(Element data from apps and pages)
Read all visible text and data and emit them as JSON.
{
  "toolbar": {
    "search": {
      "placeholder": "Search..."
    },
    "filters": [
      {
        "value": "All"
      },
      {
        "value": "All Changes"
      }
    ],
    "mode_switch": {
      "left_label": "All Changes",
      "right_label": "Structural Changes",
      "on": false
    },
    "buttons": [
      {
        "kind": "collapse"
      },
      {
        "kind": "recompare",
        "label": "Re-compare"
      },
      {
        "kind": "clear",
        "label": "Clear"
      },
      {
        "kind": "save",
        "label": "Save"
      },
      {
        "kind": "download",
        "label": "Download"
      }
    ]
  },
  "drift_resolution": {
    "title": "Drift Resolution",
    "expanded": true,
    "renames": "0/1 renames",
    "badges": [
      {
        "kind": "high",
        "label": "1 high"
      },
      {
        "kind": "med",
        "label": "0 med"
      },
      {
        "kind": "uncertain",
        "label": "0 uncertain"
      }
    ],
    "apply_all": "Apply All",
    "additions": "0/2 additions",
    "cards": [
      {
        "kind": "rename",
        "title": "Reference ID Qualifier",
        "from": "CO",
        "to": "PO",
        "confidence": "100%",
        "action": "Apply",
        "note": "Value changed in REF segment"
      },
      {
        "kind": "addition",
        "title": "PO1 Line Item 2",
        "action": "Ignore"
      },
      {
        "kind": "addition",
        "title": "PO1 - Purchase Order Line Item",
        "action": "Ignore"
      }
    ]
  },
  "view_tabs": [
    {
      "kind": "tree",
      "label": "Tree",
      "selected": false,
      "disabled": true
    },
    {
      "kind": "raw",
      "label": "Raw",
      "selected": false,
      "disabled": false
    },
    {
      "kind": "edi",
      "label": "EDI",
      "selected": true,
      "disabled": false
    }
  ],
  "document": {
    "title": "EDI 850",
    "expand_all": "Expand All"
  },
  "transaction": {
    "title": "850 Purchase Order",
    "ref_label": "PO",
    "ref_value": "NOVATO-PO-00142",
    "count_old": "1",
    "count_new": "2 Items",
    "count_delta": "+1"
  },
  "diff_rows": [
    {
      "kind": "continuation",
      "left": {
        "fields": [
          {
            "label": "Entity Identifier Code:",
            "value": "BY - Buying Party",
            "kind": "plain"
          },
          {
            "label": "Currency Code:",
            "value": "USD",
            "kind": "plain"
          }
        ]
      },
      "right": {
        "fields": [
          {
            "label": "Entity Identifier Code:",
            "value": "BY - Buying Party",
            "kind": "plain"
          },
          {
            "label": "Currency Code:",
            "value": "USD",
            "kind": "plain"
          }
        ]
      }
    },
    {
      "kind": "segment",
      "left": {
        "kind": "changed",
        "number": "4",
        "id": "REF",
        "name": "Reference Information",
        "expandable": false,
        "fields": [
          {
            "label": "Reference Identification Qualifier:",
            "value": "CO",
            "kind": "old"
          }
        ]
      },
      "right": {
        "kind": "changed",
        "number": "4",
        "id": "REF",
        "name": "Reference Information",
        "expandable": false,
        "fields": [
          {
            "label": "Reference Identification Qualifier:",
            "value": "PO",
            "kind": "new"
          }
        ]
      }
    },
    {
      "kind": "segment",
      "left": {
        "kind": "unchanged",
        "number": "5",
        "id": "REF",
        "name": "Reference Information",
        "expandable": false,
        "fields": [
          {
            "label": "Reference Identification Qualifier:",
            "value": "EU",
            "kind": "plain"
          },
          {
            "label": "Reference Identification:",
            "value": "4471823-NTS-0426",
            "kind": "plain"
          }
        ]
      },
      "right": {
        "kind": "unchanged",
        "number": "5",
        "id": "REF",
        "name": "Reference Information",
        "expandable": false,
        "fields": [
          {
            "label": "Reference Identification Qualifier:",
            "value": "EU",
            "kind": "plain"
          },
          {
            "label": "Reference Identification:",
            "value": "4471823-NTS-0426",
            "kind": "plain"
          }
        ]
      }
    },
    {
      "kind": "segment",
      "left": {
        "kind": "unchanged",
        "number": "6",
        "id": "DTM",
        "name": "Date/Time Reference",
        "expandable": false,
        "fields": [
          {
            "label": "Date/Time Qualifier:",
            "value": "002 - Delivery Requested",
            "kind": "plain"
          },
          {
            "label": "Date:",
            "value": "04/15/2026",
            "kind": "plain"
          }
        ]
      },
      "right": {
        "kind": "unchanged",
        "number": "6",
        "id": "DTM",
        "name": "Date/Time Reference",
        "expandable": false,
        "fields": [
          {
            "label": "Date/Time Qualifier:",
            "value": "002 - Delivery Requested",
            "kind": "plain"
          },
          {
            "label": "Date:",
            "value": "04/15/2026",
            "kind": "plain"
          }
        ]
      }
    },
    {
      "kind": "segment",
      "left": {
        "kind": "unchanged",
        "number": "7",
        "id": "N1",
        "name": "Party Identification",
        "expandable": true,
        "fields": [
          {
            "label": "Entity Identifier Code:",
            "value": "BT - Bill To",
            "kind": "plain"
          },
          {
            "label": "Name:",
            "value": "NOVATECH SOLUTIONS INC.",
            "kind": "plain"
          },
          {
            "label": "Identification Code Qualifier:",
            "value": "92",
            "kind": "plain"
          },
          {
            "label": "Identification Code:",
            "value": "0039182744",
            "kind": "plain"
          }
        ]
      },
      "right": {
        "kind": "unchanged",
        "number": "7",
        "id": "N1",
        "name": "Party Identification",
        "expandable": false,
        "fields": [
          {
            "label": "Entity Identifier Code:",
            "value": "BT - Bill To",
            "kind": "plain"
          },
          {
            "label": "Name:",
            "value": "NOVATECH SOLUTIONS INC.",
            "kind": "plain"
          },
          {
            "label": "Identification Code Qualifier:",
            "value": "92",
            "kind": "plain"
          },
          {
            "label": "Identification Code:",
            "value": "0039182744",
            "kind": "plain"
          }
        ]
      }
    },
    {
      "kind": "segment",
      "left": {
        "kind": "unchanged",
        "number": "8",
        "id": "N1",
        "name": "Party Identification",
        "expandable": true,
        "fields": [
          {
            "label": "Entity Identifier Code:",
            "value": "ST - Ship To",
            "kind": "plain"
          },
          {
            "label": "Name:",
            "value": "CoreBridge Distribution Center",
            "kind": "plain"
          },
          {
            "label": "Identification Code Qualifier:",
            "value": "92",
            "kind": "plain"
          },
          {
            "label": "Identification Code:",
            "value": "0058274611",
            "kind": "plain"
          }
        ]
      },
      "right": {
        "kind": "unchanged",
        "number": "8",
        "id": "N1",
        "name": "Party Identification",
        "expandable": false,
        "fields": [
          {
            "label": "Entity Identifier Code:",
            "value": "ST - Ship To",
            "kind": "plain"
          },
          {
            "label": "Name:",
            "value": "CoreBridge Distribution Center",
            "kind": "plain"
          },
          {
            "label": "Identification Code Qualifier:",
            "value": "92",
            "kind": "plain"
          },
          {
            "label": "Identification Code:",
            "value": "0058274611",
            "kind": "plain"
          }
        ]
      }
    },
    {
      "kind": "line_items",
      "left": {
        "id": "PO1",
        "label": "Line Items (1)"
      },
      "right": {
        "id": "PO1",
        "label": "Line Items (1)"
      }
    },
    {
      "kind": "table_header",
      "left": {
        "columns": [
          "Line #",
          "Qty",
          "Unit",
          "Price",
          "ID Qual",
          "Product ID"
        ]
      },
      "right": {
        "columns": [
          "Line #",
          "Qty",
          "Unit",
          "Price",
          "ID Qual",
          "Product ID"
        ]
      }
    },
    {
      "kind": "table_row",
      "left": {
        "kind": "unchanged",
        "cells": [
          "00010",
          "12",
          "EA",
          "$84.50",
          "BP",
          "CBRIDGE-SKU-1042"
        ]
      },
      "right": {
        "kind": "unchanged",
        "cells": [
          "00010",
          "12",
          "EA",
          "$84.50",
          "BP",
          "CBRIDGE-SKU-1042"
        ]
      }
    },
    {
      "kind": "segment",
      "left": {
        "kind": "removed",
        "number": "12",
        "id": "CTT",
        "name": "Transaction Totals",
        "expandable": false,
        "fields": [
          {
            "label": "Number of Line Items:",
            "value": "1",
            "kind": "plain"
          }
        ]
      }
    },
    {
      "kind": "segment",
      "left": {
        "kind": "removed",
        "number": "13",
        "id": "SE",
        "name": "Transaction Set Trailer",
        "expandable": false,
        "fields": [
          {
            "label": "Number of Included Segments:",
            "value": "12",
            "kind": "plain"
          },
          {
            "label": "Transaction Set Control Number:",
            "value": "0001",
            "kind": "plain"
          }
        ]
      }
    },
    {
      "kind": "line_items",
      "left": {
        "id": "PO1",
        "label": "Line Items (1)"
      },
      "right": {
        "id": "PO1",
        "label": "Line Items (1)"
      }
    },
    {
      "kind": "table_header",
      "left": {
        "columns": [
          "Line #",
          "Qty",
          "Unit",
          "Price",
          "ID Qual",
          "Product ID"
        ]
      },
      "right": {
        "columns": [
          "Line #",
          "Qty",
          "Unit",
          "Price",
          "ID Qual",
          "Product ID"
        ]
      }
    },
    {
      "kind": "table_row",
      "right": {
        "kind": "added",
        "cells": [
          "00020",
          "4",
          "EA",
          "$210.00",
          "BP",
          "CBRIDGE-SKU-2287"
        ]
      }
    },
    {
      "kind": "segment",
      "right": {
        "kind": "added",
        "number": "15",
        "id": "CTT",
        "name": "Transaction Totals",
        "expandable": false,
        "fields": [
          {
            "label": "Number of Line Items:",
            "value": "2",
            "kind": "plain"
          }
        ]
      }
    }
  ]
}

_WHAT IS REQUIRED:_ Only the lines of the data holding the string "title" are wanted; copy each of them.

_TASK SOLUTION:_
    "title": "Drift Resolution",
        "title": "Reference ID Qualifier",
        "title": "PO1 Line Item 2",
        "title": "PO1 - Purchase Order Line Item",
    "title": "EDI 850",
    "title": "850 Purchase Order",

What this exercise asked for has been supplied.